**TASK PROMPT:** The lines to return are those below that contain the word "share".
━━━━━━━━━━━━━━━━━━━━
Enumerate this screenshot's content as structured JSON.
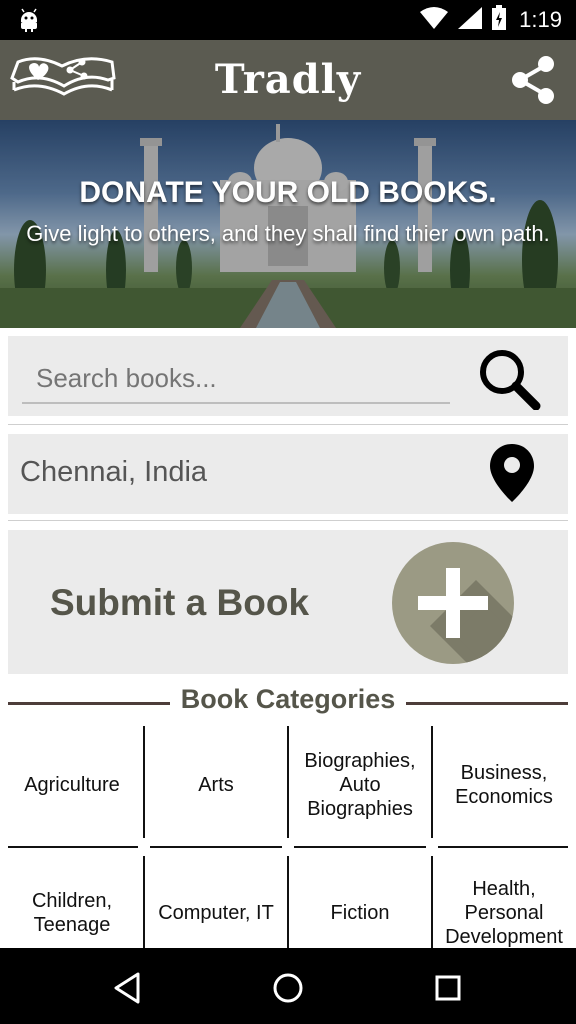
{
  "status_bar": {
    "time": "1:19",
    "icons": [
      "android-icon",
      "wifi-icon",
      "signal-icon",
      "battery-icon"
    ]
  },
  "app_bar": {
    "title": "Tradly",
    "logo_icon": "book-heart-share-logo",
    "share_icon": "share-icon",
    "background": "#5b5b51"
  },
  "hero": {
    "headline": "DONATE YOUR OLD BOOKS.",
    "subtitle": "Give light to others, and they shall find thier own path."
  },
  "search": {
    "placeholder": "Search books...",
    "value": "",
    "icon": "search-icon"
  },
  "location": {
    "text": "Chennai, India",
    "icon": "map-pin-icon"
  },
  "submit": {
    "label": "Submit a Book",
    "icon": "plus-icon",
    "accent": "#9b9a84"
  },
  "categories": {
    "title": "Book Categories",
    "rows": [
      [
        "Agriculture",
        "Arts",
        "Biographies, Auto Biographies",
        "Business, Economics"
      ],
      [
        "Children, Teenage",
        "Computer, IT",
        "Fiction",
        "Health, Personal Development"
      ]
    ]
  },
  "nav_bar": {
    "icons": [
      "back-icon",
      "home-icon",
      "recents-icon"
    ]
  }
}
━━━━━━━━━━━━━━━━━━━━
**WRITTEN REPLY:**
    "logo_icon": "book-heart-share-logo",
    "share_icon": "share-icon",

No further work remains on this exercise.